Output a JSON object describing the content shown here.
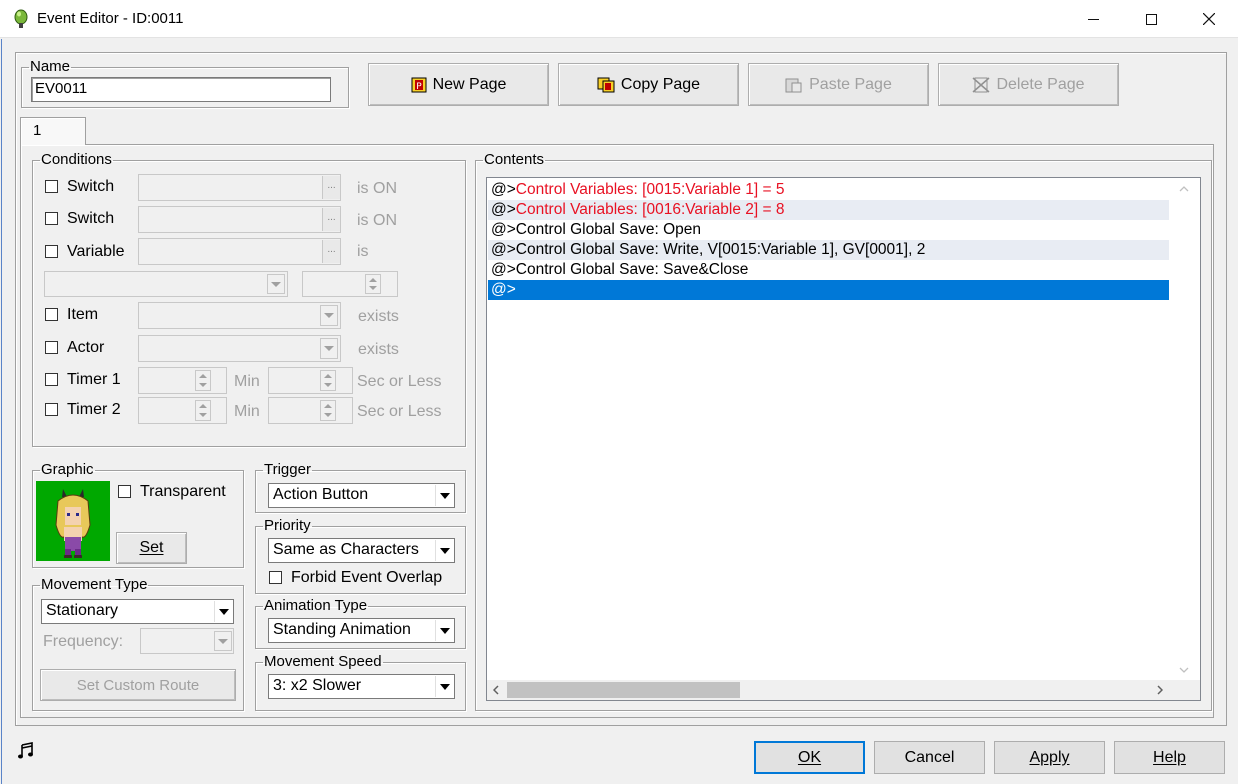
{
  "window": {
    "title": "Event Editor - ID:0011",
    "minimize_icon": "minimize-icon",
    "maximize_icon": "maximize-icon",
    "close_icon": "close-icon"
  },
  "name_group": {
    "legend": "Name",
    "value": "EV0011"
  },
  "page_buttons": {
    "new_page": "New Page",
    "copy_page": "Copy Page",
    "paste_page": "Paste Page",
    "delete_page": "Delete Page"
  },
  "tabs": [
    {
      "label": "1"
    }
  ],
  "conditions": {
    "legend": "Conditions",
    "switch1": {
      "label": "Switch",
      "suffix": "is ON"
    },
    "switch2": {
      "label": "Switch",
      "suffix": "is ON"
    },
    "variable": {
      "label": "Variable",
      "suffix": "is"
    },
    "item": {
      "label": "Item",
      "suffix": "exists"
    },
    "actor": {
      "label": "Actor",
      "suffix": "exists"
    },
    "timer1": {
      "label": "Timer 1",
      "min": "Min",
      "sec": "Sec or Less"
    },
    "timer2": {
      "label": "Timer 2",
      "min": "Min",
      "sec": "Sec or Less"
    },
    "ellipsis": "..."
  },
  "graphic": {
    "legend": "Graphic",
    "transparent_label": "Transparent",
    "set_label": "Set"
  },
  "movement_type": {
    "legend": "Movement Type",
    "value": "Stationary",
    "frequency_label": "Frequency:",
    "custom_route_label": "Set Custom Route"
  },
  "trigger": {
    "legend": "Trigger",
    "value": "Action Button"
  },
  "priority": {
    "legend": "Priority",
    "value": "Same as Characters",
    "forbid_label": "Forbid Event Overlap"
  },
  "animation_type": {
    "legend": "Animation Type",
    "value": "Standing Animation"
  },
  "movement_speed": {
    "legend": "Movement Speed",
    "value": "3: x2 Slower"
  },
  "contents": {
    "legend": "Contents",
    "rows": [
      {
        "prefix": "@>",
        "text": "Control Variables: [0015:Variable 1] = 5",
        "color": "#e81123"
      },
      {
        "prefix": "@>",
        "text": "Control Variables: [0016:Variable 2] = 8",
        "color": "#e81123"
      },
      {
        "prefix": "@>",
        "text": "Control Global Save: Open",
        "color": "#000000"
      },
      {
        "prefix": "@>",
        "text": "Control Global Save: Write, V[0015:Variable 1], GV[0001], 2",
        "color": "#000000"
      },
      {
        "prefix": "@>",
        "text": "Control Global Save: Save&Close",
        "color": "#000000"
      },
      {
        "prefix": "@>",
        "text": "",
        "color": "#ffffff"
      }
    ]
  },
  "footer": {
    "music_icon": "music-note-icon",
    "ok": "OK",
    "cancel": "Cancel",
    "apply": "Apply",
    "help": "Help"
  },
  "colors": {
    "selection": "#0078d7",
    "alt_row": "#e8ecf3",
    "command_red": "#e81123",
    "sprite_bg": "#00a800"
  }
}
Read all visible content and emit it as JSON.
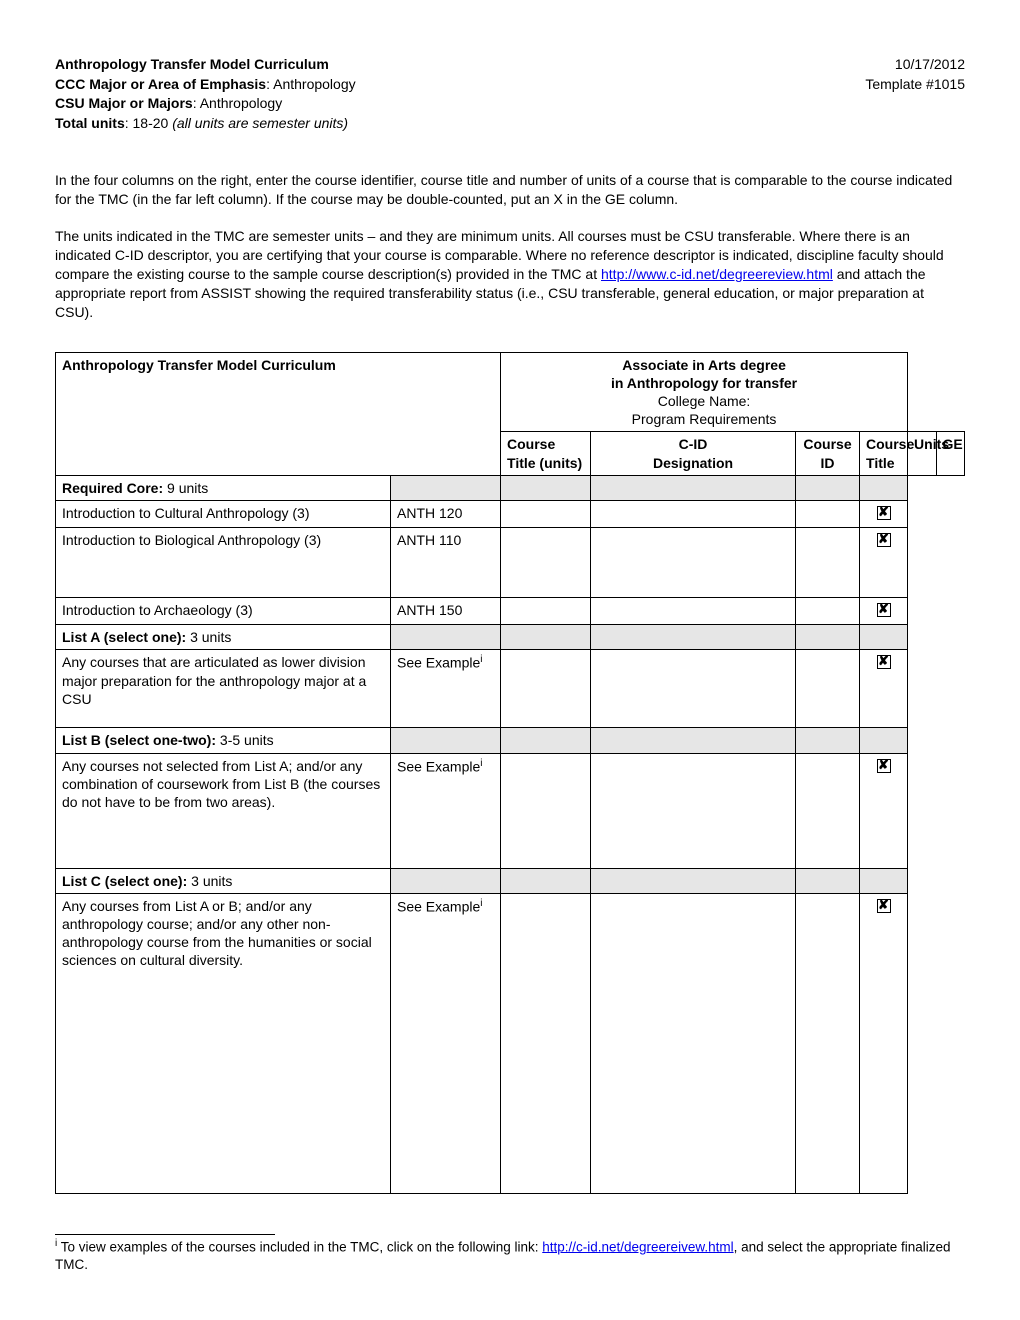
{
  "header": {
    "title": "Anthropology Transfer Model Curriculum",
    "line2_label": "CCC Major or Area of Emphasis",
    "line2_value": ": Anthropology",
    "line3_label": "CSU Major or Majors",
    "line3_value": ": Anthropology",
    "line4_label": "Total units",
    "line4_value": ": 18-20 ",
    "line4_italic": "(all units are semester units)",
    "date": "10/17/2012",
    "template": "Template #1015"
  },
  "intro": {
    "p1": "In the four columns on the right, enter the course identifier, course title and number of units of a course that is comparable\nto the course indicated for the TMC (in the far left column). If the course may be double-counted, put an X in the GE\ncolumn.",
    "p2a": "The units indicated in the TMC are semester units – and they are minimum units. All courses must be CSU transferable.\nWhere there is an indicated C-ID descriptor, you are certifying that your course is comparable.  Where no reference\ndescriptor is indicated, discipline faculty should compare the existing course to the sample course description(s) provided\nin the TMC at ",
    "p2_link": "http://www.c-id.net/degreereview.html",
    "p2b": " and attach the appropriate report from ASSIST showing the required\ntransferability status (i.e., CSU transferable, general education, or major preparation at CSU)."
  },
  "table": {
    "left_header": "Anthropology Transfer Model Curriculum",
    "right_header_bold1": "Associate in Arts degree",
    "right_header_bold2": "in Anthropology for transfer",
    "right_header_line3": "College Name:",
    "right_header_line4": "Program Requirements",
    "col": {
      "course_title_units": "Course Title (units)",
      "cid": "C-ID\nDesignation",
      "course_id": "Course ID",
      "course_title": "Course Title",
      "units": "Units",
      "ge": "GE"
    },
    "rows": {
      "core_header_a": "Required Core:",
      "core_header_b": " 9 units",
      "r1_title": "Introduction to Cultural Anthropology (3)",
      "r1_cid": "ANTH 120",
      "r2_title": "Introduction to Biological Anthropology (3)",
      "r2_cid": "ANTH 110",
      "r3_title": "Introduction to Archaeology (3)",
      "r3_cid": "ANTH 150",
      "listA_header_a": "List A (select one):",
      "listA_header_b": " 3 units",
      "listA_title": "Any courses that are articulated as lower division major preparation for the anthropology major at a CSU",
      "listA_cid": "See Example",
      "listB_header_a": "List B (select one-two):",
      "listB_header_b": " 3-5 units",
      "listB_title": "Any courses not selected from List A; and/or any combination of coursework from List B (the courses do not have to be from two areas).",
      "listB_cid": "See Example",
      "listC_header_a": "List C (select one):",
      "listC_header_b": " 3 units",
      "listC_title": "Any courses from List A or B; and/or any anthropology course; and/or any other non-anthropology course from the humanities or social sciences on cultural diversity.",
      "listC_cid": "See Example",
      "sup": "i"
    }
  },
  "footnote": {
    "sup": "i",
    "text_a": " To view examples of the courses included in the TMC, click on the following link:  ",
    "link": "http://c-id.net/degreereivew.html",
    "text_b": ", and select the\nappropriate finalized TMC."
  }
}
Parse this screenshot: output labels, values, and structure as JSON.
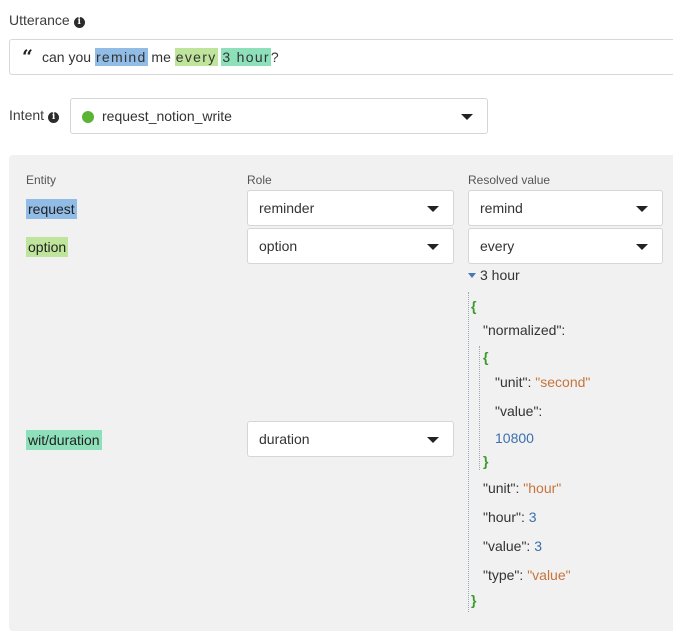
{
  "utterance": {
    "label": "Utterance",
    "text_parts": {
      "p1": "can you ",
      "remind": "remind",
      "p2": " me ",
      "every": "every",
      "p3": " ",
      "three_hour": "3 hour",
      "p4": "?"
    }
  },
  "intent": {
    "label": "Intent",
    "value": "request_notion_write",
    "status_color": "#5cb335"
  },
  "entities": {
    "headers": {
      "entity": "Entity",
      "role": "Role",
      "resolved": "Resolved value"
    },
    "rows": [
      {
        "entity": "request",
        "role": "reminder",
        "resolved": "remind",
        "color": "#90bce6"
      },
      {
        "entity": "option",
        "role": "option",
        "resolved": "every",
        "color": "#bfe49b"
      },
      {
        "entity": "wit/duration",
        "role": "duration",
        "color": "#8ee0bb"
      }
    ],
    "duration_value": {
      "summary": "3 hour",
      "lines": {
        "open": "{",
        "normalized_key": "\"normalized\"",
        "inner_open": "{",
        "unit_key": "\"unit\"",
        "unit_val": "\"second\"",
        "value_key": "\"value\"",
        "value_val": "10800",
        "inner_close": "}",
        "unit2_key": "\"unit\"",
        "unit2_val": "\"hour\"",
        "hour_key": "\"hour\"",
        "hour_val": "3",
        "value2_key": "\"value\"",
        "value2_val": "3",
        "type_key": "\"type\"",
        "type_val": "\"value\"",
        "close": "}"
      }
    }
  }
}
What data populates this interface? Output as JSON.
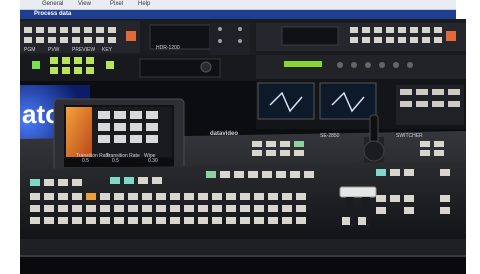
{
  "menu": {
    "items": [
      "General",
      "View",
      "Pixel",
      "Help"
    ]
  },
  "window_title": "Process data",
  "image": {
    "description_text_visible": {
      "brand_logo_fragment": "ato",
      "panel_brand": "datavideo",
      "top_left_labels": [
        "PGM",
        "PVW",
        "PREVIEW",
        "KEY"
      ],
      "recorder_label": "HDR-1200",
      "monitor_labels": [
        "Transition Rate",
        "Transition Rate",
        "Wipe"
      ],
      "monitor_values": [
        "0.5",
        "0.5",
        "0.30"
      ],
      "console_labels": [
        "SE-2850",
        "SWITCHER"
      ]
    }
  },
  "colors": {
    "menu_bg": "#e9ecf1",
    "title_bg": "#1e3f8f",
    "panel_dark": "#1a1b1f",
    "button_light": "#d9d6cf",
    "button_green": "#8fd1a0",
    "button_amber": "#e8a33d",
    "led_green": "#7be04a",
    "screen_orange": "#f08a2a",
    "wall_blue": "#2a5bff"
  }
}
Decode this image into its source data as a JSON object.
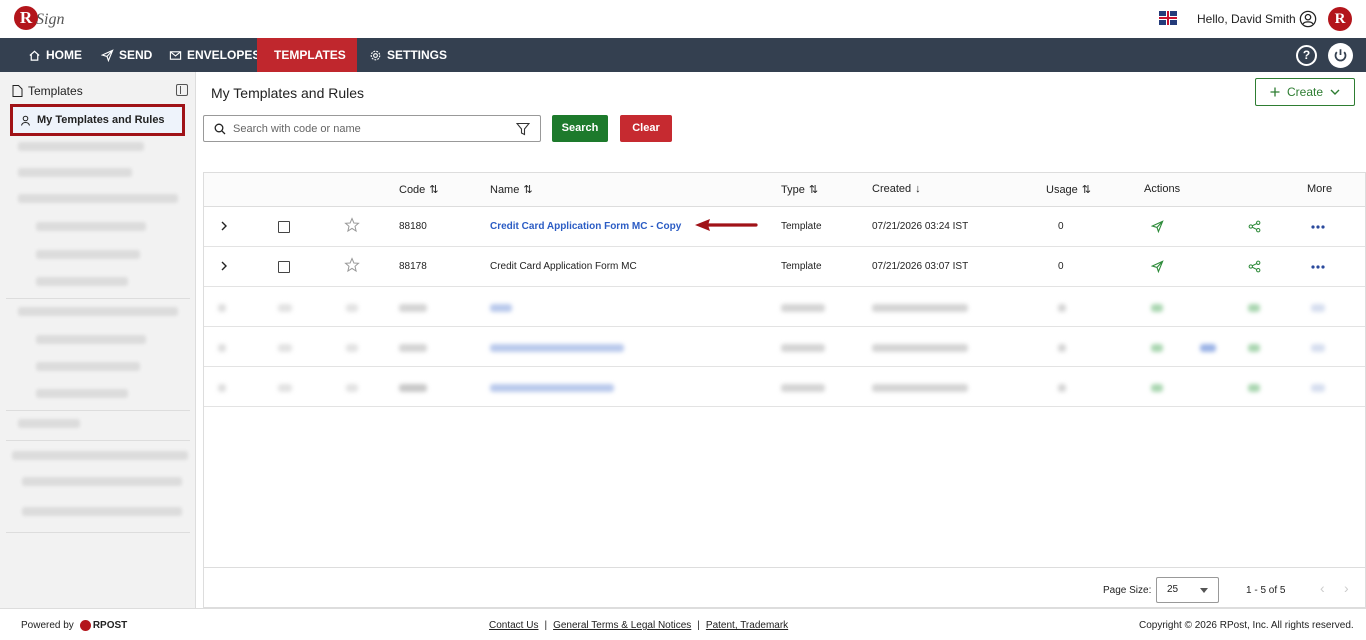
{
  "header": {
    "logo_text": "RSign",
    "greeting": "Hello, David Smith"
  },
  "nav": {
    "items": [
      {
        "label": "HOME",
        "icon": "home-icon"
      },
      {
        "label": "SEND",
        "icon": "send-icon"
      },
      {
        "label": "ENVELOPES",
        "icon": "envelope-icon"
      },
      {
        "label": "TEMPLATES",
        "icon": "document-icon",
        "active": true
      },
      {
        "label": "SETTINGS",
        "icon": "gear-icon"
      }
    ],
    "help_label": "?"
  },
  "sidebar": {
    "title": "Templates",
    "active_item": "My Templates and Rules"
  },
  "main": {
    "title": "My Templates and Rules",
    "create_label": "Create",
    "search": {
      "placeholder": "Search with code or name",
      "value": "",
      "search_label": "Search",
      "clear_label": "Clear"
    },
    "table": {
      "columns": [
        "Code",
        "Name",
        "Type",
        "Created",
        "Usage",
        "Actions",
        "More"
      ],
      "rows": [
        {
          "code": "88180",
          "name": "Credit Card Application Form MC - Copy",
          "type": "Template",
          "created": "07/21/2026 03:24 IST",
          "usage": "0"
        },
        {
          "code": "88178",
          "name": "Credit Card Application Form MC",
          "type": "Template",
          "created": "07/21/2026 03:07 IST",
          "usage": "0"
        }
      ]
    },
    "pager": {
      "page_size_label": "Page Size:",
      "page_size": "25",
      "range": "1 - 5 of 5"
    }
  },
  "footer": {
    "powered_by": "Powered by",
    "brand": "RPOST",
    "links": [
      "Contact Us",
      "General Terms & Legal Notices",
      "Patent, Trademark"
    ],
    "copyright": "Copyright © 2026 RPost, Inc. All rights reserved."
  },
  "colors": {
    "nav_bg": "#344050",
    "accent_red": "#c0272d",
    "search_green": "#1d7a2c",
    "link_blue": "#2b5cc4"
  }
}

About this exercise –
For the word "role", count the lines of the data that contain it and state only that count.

Response for this exercise –
4